Romney's first-place finish in the Iowa caucuses, even if by only eight votes, erased the embarrassment of four years ago when he spent millions and finished a distant second to Mike Huckabee. Now he leads in the polls in New Hampshire, where the 2008 primary winner, Arizona Sen. John McCain, is his wingman.
A victory Tuesday in New Hampshire would make the former Massachusetts governor the first Republican to win both the lead-off caucuses and first-in-the-nation primary in a contested campaign. "It's going to come down, as it always does, to South Carolina," McCain said Friday in Conway, S.C. "If Mitt Romney wins here, he will be the next president of the United States."
McCain didn't address what happens if Romney loses South Carolina and he was getting ahead of himself anyway. After all, McCain won in South Carolina four years ago, only to lose the White House to Barack Obama in the fall of 2008.
In addition, the economy's continued ability to create private sector jobs and the accompanying decline in the unemployment rate, reported by the government on Friday, is good news for the Democratic incumbent.
Even so, a Romney victory Jan. 21 in South Carolina, a state with a deeply conservative, evangelical-heavy Republican primary electorate, probably would assure his nomination at the GOP national convention in Tampa, Fla., this summer.
Which is why Gingrich hopes to create impossibly high expectations for Romney in New Hampshire — how else to try to take the shine off what is expected to be a comfortable victory?
"Gov. Romney will do reasonably well here and it's probably one of his three best states," the former House speaker said recently. "But we'll see whether he gets a majority here."
Noting that Romney's winning percentage in Iowa was an unremarkable one-quarter of the vote, Gingrich envisioned a day when the race would "eventually come down to one conservative and Gov. Romney, and he'll continue to get 25 percent. By definition at some point in that game somebody is going to start getting a lot more votes than Gov. Romney."
But for now, Gingrich, Santorum, Texas Gov. Rick Perry, Texas Rep. Ron Paul and former Utah Gov. Jon Huntsman all have visions of being the sole survivor of the competition to emerge as Romney's chief rival, thereby postponing the day it happens, perhaps until it no longer matters.

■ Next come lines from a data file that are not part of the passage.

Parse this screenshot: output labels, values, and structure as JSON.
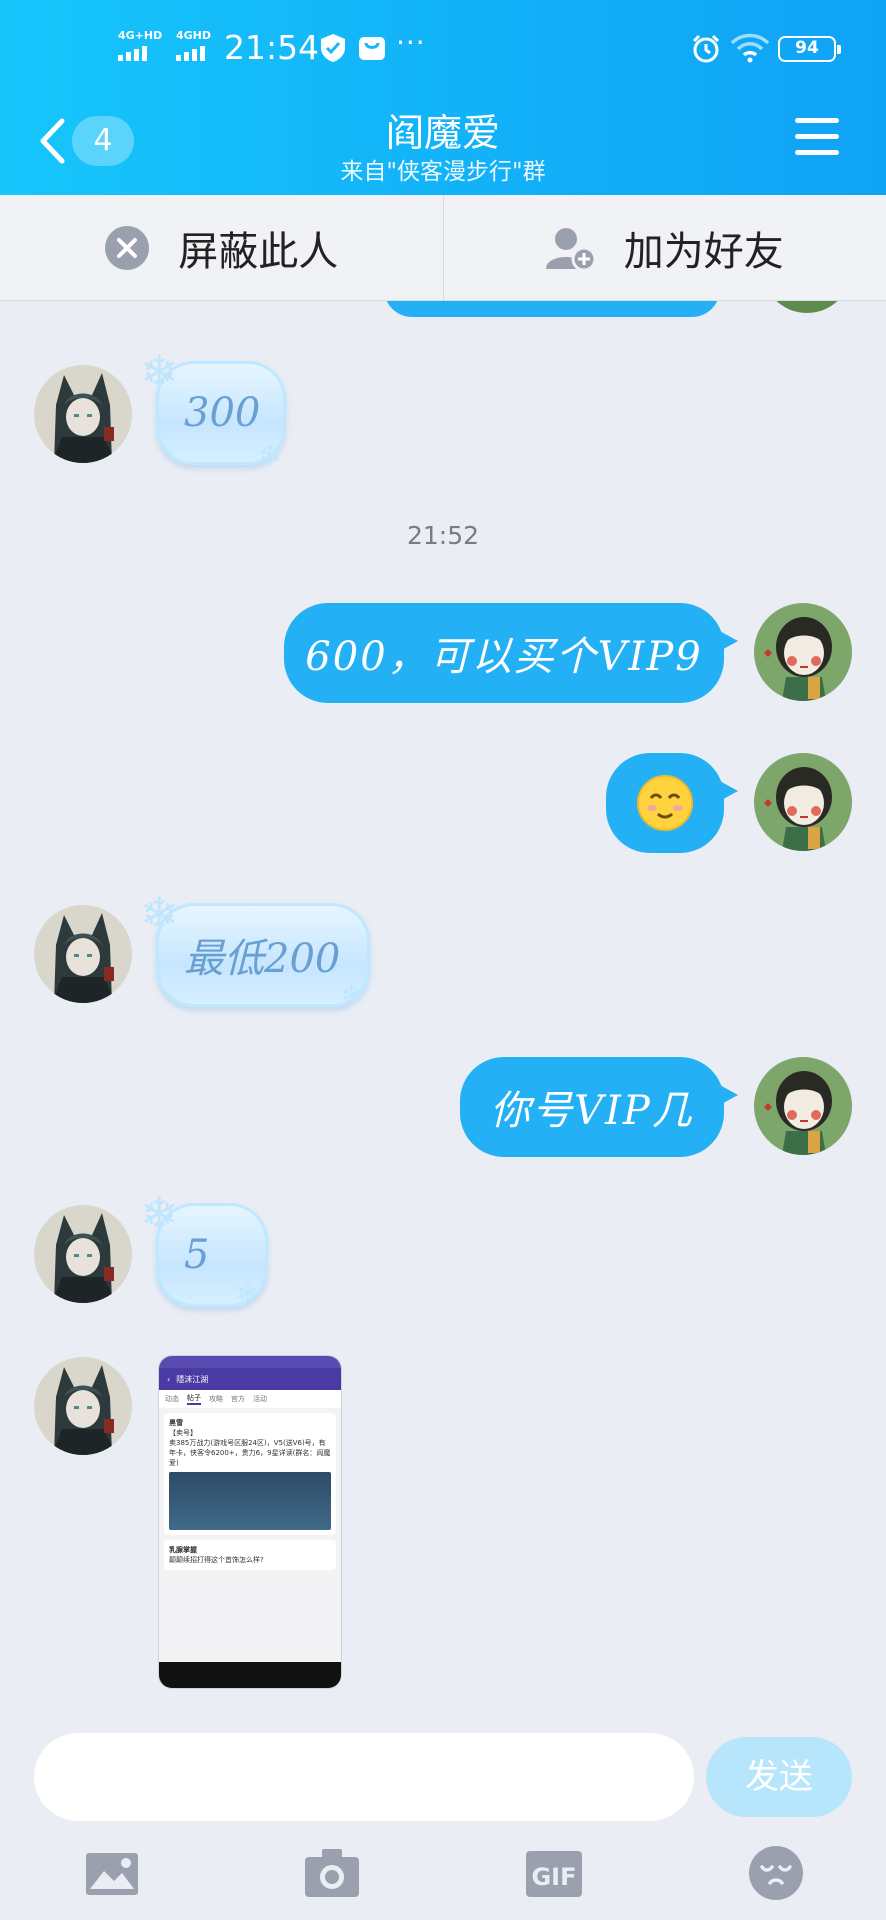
{
  "status_bar": {
    "signal1": "4G+HD",
    "signal2": "4GHD",
    "time": "21:54",
    "more": "···",
    "battery": "94"
  },
  "header": {
    "back_count": "4",
    "title": "阎魔爱",
    "subtitle": "来自\"侠客漫步行\"群"
  },
  "actions": {
    "block": "屏蔽此人",
    "add_friend": "加为好友"
  },
  "messages": {
    "m1": "300",
    "time1": "21:52",
    "m2": "600，可以买个VIP9",
    "m3_icon": "smile-emoji",
    "m4": "最低200",
    "m5": "你号VIP几",
    "m6": "5",
    "m7_image": {
      "app_title": "隱沫江湖",
      "tabs": [
        "动态",
        "帖子",
        "攻略",
        "官方",
        "活动"
      ],
      "post_user": "黑雪",
      "post_title": "【卖号】",
      "post_text": "卖385万战力(游戏号区服24区)，V5(送V6)号，有年卡，侠客令6200+，贵力6，9星详读(群名：阎魔爱)",
      "comment_user": "乳腺掌握",
      "comment_text": "颠颠续招打得这个首饰怎么样?"
    }
  },
  "composer": {
    "placeholder": "",
    "send": "发送"
  },
  "toolbar": [
    "image-icon",
    "camera-icon",
    "gif-icon",
    "emoji-icon"
  ],
  "colors": {
    "header": "#12b1f8",
    "out_bubble": "#24b0f5",
    "send_disabled": "#b7e6fc"
  }
}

The calculation that New Hampshire is exceedingly friendly terrain for Romney also accounts for the decision by Santorum, the former Pennsylvania senator, to send most if not all of his new, post-Iowa harvest of campaign donations straight to South Carolina for television commercials. It is also why Perry intends to try and resurrect his candidacy there.
The New Hampshire campaign is well under way, and going into back-to-back debates Saturday night and Sunday morning, has proved to be a fairly genteel one.
If experience is a guide, that won't be true in the first-in-the South battleground the following week.
"Things tend to get nasty down here in South Carolina," said Wes Donehue, a consultant who worked for Minnesota Rep. Michele Bachmann before she dropped out of the race.
McCain, as much as anyone, knows all about that.
A dozen years ago, when McCain ran against George W. Bush, false rumors swirled continuously that his wife was a drug user, that one of the couple's daughters was illegitimate and that he had committed treason while in a North Vietnamese prisoner of war camp.
McCain lost the primary, and the nomination along with it.
In 2008, the victory he won in South Carolina sent him on the way to the nomination. "It took us a while, but what's eight years among friends?" he said jubilantly that night as he outdistanced Huckabee, Romney and others.
In fact, no Republican in more than 30 years has captured the party's nomination without a victory in South Carolina.
Given the stakes, questions about Romney's Mormon religion, his one-time support of abortion rights and other positions he once took as a governor of Massachusetts are to be expected.
EDITOR'S NOTE — David Espo covers political for The Associated Press.